Invite your shoppers to order a customized version of your product with this shot.

“Order a custom version made just for you!”

The “Soda Can” Shot

If your “whole object” shot doesn’t communicate scale very well, include another shot with a soda can or a coin to make your product’s size crystal clear to shoppers.

The “Brand” Shot

You still have a photo slot left to fill?!  How about creating an image that represents your brand, like a nice tall banner?

Advertise your services – do you do custom work? Repairs? Tell viewers a bit more about yourself or drive visitors to your personal website.

Your Logo

Fill that last listing photo with your logo. Think of it as a sort of digital business card. The logo will re-emphasize your brand and remind viewers of your off-Etsy url (if you have one).

Help, I *still* don’t have 5 photos and I’m out of ideas!

Browse the shops of other sellers selling similar products. What do they do with their listing photos?

When all else fails, take a nice photo of yourself holding your product. Seeing the artisan behind the product is what separates Etsy from the local W*Mart down the road.

A Few Don’ts

Remember, each shot should feel like it has a purpose.  Hopefully I’ve given you plenty of ideas above, but don’t include five shots for the sake of having five shots.

Don’t include two (or more) photos that are too similar.  If the second photo doesn’t show something different than the first, such as another side or a different fabric option, viewers with sluggish connections will resent clicking and waiting for the same image to load.

Don’t include poor quality photos just for the sake of having five photos. Three great photos is much better than three great photos and two bad ones.

Don’t always show multiple items if your buyer is only getting one.  One (if not more) of your photos should be of just the thing your buyer will actually get.  If you always show your product in clusters of three, your shoppers will think they get three and be disappointed when just one arrives.

There you have it – a whole slew of tips for maximizing your Etsy listing photos! What do you do to make your listing photos stand out? Let us know in the comments!
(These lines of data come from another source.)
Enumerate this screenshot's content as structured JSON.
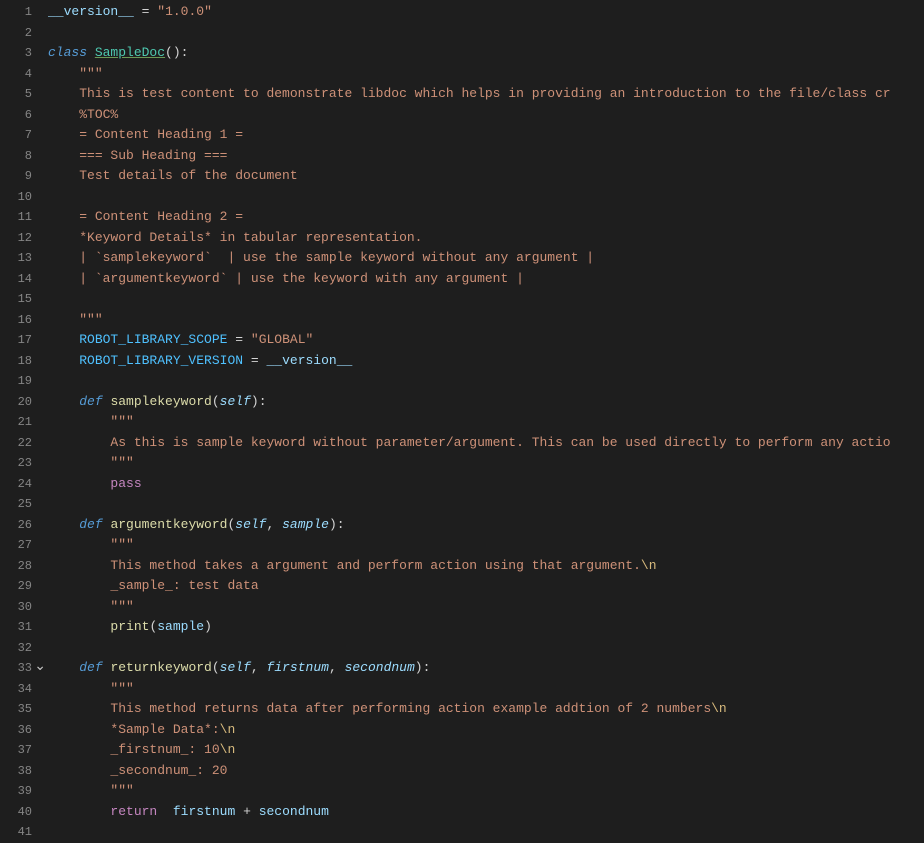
{
  "code": {
    "lines": [
      {
        "n": 1,
        "html": "<span class='var'>__version__</span> <span class='op'>=</span> <span class='str'>\"1.0.0\"</span>"
      },
      {
        "n": 2,
        "html": ""
      },
      {
        "n": 3,
        "html": "<span class='kw' style='color:#569cd6;font-style:italic'>class</span> <span class='cls-u'>SampleDoc</span><span class='punc'>():</span>"
      },
      {
        "n": 4,
        "html": "    <span class='str'>\"\"\"</span>"
      },
      {
        "n": 5,
        "html": "    <span class='str'>This is test content to demonstrate libdoc which helps in providing an introduction to the file/class cr</span>"
      },
      {
        "n": 6,
        "html": "    <span class='str'>%TOC%</span>"
      },
      {
        "n": 7,
        "html": "    <span class='str'>= Content Heading 1 =</span>"
      },
      {
        "n": 8,
        "html": "    <span class='str'>=== Sub Heading ===</span>"
      },
      {
        "n": 9,
        "html": "    <span class='str'>Test details of the document</span>"
      },
      {
        "n": 10,
        "html": ""
      },
      {
        "n": 11,
        "html": "    <span class='str'>= Content Heading 2 =</span>"
      },
      {
        "n": 12,
        "html": "    <span class='str'>*Keyword Details* in tabular representation.</span>"
      },
      {
        "n": 13,
        "html": "    <span class='str'>| `samplekeyword`  | use the sample keyword without any argument |</span>"
      },
      {
        "n": 14,
        "html": "    <span class='str'>| `argumentkeyword` | use the keyword with any argument |</span>"
      },
      {
        "n": 15,
        "html": ""
      },
      {
        "n": 16,
        "html": "    <span class='str'>\"\"\"</span>"
      },
      {
        "n": 17,
        "html": "    <span class='const'>ROBOT_LIBRARY_SCOPE</span> <span class='op'>=</span> <span class='str'>\"GLOBAL\"</span>"
      },
      {
        "n": 18,
        "html": "    <span class='const'>ROBOT_LIBRARY_VERSION</span> <span class='op'>=</span> <span class='var'>__version__</span>"
      },
      {
        "n": 19,
        "html": ""
      },
      {
        "n": 20,
        "html": "    <span class='kw' style='font-style:italic'>def</span> <span class='fn'>samplekeyword</span><span class='punc'>(</span><span class='kw-it' style='color:#9cdcfe;font-style:italic'>self</span><span class='punc'>):</span>"
      },
      {
        "n": 21,
        "html": "        <span class='str'>\"\"\"</span>"
      },
      {
        "n": 22,
        "html": "        <span class='str'>As this is sample keyword without parameter/argument. This can be used directly to perform any actio</span>"
      },
      {
        "n": 23,
        "html": "        <span class='str'>\"\"\"</span>"
      },
      {
        "n": 24,
        "html": "        <span class='flow'>pass</span>"
      },
      {
        "n": 25,
        "html": ""
      },
      {
        "n": 26,
        "html": "    <span class='kw' style='font-style:italic'>def</span> <span class='fn'>argumentkeyword</span><span class='punc'>(</span><span class='kw-it' style='color:#9cdcfe;font-style:italic'>self</span><span class='punc'>,</span> <span class='kw-it' style='color:#9cdcfe;font-style:italic'>sample</span><span class='punc'>):</span>"
      },
      {
        "n": 27,
        "html": "        <span class='str'>\"\"\"</span>"
      },
      {
        "n": 28,
        "html": "        <span class='str'>This method takes a argument and perform action using that argument.</span><span class='esc'>\\n</span>"
      },
      {
        "n": 29,
        "html": "        <span class='str'>_sample_: test data</span>"
      },
      {
        "n": 30,
        "html": "        <span class='str'>\"\"\"</span>"
      },
      {
        "n": 31,
        "html": "        <span class='fn'>print</span><span class='punc'>(</span><span class='var'>sample</span><span class='punc'>)</span>"
      },
      {
        "n": 32,
        "html": ""
      },
      {
        "n": 33,
        "fold": true,
        "html": "    <span class='kw' style='font-style:italic'>def</span> <span class='fn'>returnkeyword</span><span class='punc'>(</span><span class='kw-it' style='color:#9cdcfe;font-style:italic'>self</span><span class='punc'>,</span> <span class='kw-it' style='color:#9cdcfe;font-style:italic'>firstnum</span><span class='punc'>,</span> <span class='kw-it' style='color:#9cdcfe;font-style:italic'>secondnum</span><span class='punc'>):</span>"
      },
      {
        "n": 34,
        "html": "        <span class='str'>\"\"\"</span>"
      },
      {
        "n": 35,
        "html": "        <span class='str'>This method returns data after performing action example addtion of 2 numbers</span><span class='esc'>\\n</span>"
      },
      {
        "n": 36,
        "html": "        <span class='str'>*Sample Data*:</span><span class='esc'>\\n</span>"
      },
      {
        "n": 37,
        "html": "        <span class='str'>_firstnum_: 10</span><span class='esc'>\\n</span>"
      },
      {
        "n": 38,
        "html": "        <span class='str'>_secondnum_: 20</span>"
      },
      {
        "n": 39,
        "html": "        <span class='str'>\"\"\"</span>"
      },
      {
        "n": 40,
        "html": "        <span class='flow'>return</span>  <span class='var'>firstnum</span> <span class='op'>+</span> <span class='var'>secondnum</span>"
      },
      {
        "n": 41,
        "html": ""
      }
    ]
  }
}
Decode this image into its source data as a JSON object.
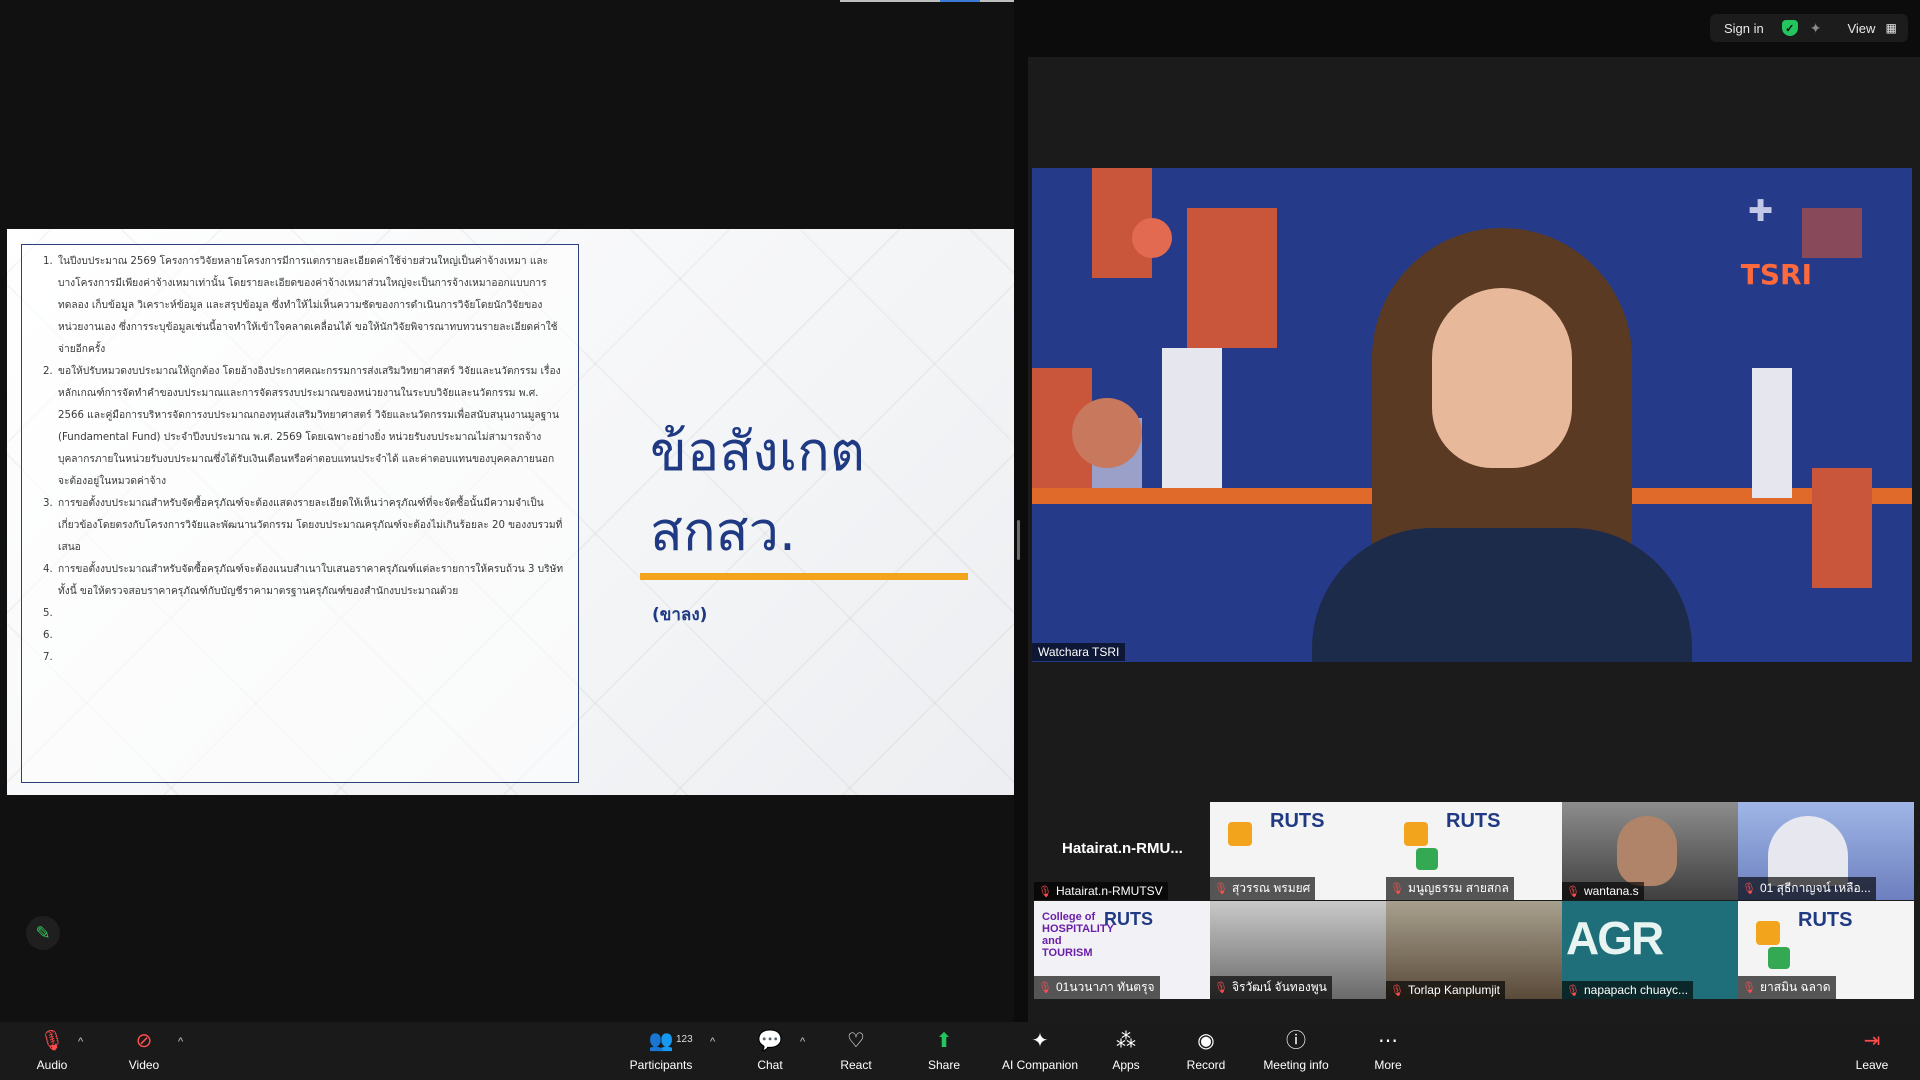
{
  "slide": {
    "title": "ข้อสังเกต สกสว.",
    "subtitle": "(ขาลง)",
    "notes": [
      "ในปีงบประมาณ 2569 โครงการวิจัยหลายโครงการมีการแตกรายละเอียดค่าใช้จ่ายส่วนใหญ่เป็นค่าจ้างเหมา และบางโครงการมีเพียงค่าจ้างเหมาเท่านั้น โดยรายละเอียดของค่าจ้างเหมาส่วนใหญ่จะเป็นการจ้างเหมาออกแบบการทดลอง เก็บข้อมูล วิเคราะห์ข้อมูล และสรุปข้อมูล ซึ่งทำให้ไม่เห็นความชัดของการดำเนินการวิจัยโดยนักวิจัยของหน่วยงานเอง ซึ่งการระบุข้อมูลเช่นนี้อาจทำให้เข้าใจคลาดเคลื่อนได้ ขอให้นักวิจัยพิจารณาทบทวนรายละเอียดค่าใช้จ่ายอีกครั้ง",
      "ขอให้ปรับหมวดงบประมาณให้ถูกต้อง โดยอ้างอิงประกาศคณะกรรมการส่งเสริมวิทยาศาสตร์ วิจัยและนวัตกรรม เรื่อง หลักเกณฑ์การจัดทำคำของบประมาณและการจัดสรรงบประมาณของหน่วยงานในระบบวิจัยและนวัตกรรม พ.ศ. 2566 และคู่มือการบริหารจัดการงบประมาณกองทุนส่งเสริมวิทยาศาสตร์ วิจัยและนวัตกรรมเพื่อสนับสนุนงานมูลฐาน (Fundamental Fund) ประจำปีงบประมาณ พ.ศ. 2569 โดยเฉพาะอย่างยิ่ง หน่วยรับงบประมาณไม่สามารถจ้างบุคลากรภายในหน่วยรับงบประมาณซึ่งได้รับเงินเดือนหรือค่าตอบแทนประจำได้ และค่าตอบแทนของบุคคลภายนอก จะต้องอยู่ในหมวดค่าจ้าง",
      "การขอตั้งงบประมาณสำหรับจัดซื้อครุภัณฑ์จะต้องแสดงรายละเอียดให้เห็นว่าครุภัณฑ์ที่จะจัดซื้อนั้นมีความจำเป็นเกี่ยวข้องโดยตรงกับโครงการวิจัยและพัฒนานวัตกรรม โดยงบประมาณครุภัณฑ์จะต้องไม่เกินร้อยละ 20 ของงบรวมที่เสนอ",
      "การขอตั้งงบประมาณสำหรับจัดซื้อครุภัณฑ์จะต้องแนบสำเนาใบเสนอราคาครุภัณฑ์แต่ละรายการให้ครบถ้วน 3 บริษัท ทั้งนี้ ขอให้ตรวจสอบราคาครุภัณฑ์กับบัญชีราคามาตรฐานครุภัณฑ์ของสำนักงบประมาณด้วย",
      "",
      "",
      ""
    ]
  },
  "speaker": {
    "name": "Watchara TSRI",
    "logo": "TSRI"
  },
  "topbar": {
    "sign_in": "Sign in",
    "view": "View"
  },
  "gallery": [
    {
      "name": "Hatairat.n-RMUTSV",
      "display": "Hatairat.n-RMU..."
    },
    {
      "name": "สุวรรณ พรมยศ"
    },
    {
      "name": "มนูญธรรม สายสกล"
    },
    {
      "name": "wantana.s"
    },
    {
      "name": "01 สุธีกาญจน์ เหลือ..."
    },
    {
      "name": "01นวนาภา ทันตรุจ"
    },
    {
      "name": "จิรวัฒน์ จันทองพูน"
    },
    {
      "name": "Torlap Kanplumjit"
    },
    {
      "name": "napapach chuayc..."
    },
    {
      "name": "ยาสมิน ฉลาด"
    }
  ],
  "tile_text": {
    "rut": "RUTS",
    "hosp_a": "College of HOSPITALITY and TOURISM",
    "agr": "AGR"
  },
  "toolbar": {
    "audio": "Audio",
    "video": "Video",
    "participants": "Participants",
    "participants_count": "123",
    "chat": "Chat",
    "react": "React",
    "share": "Share",
    "ai": "AI Companion",
    "apps": "Apps",
    "record": "Record",
    "meeting_info": "Meeting info",
    "more": "More",
    "leave": "Leave"
  },
  "colors": {
    "accent_orange": "#f2a51c",
    "slide_navy": "#1f3a83",
    "share_green": "#22c55e",
    "mute_red": "#ff4d4f"
  },
  "icons": [
    "mic-muted-icon",
    "video-off-icon",
    "participants-icon",
    "chat-icon",
    "react-icon",
    "share-icon",
    "ai-companion-icon",
    "apps-icon",
    "record-icon",
    "info-icon",
    "more-icon",
    "leave-icon",
    "shield-check-icon",
    "pencil-icon"
  ]
}
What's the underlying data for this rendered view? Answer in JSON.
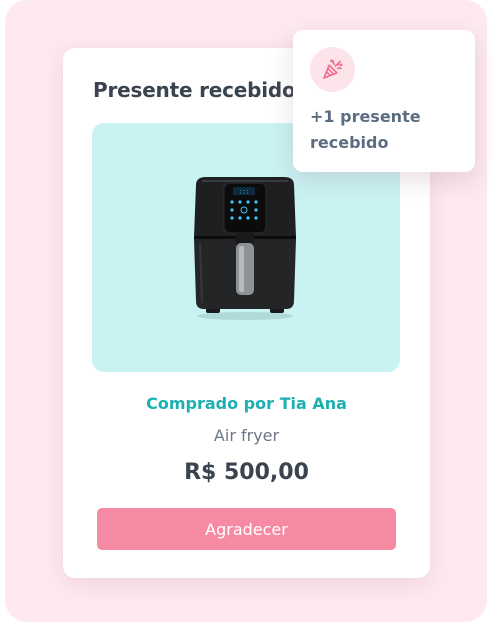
{
  "card": {
    "title": "Presente recebido",
    "product": {
      "image_icon": "air-fryer-image",
      "buyer_label": "Comprado por Tia Ana",
      "name": "Air fryer",
      "price": "R$ 500,00"
    },
    "thank_button_label": "Agradecer"
  },
  "notification": {
    "icon": "party-popper-icon",
    "text": "+1 presente recebido"
  },
  "colors": {
    "background": "#fde9ee",
    "product_background": "#c9f2f2",
    "accent_teal": "#1cb0b3",
    "button_pink": "#f78aa3",
    "icon_pink": "#f26b8a",
    "heading": "#3a4350"
  }
}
Hello there! I'm Mandi, a lifelong crafter with a passion for helping others use technology. DIYCraftPhotography shows artisans how to photograph and publicize their handmade goodies. Thank you for visiting!

For more craft business advice, follow DIYCraftPhotography on Twitter, Google+, Facebook, and Pinterest.